◆ Task ◆
Show all lines of the entries in which the word "votre" is found.

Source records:
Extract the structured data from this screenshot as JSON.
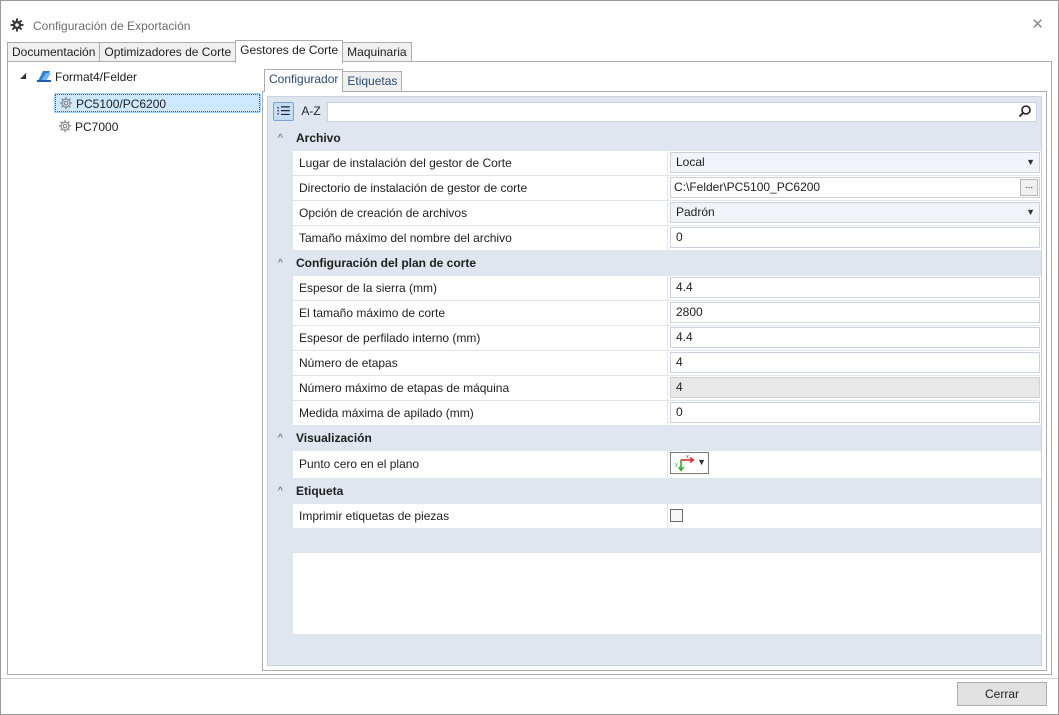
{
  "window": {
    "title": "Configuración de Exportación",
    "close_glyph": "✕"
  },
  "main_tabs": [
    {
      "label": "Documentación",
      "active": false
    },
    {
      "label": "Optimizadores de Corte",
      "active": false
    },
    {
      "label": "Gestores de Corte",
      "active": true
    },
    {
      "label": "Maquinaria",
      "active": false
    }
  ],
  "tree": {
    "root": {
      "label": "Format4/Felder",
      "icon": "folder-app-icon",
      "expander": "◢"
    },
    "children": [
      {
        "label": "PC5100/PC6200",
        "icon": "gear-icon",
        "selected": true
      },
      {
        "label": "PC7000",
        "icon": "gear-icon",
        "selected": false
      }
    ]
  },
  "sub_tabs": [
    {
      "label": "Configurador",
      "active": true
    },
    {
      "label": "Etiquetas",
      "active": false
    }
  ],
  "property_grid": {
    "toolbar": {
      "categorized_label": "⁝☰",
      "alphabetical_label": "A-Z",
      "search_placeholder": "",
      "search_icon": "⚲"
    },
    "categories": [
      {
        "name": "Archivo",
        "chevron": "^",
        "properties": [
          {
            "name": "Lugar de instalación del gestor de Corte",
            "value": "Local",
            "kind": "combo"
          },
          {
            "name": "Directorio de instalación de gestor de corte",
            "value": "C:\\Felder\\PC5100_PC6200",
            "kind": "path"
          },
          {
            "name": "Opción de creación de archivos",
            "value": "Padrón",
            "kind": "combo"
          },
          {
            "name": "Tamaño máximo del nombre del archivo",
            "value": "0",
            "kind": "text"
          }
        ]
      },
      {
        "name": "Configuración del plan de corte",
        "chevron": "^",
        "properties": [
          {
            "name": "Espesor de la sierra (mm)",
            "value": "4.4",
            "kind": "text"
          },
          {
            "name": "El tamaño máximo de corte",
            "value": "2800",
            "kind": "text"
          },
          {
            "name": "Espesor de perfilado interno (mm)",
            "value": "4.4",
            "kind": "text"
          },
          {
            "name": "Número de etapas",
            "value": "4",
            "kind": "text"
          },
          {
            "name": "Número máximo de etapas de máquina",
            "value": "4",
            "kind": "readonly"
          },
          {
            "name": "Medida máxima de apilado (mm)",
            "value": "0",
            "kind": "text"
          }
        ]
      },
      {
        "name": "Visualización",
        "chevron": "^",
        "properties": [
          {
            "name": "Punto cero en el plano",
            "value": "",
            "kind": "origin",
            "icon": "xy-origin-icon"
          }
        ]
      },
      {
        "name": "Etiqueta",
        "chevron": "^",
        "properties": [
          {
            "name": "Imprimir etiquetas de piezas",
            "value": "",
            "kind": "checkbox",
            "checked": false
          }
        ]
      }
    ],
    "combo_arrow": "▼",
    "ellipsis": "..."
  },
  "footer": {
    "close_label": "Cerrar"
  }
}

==

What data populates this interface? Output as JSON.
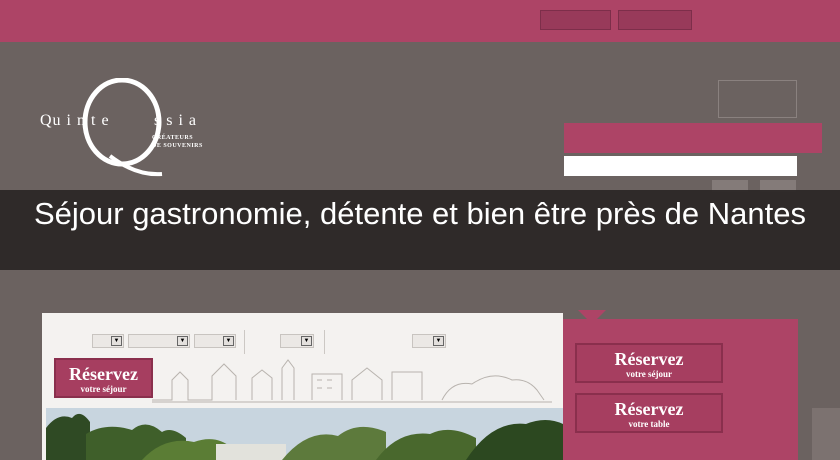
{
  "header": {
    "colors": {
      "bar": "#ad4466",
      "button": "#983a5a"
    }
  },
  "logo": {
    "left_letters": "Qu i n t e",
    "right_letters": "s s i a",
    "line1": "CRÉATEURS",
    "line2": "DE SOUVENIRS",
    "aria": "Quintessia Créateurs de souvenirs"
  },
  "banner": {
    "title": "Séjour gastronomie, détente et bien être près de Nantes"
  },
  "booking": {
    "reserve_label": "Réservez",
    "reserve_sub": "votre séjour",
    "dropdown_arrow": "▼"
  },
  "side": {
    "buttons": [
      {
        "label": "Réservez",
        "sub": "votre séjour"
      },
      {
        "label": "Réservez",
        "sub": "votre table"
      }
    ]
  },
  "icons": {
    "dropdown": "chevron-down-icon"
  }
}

◆ Response area ◆
    "reserve_sub": "votre séjour",
        "sub": "votre séjour"
        "sub": "votre table"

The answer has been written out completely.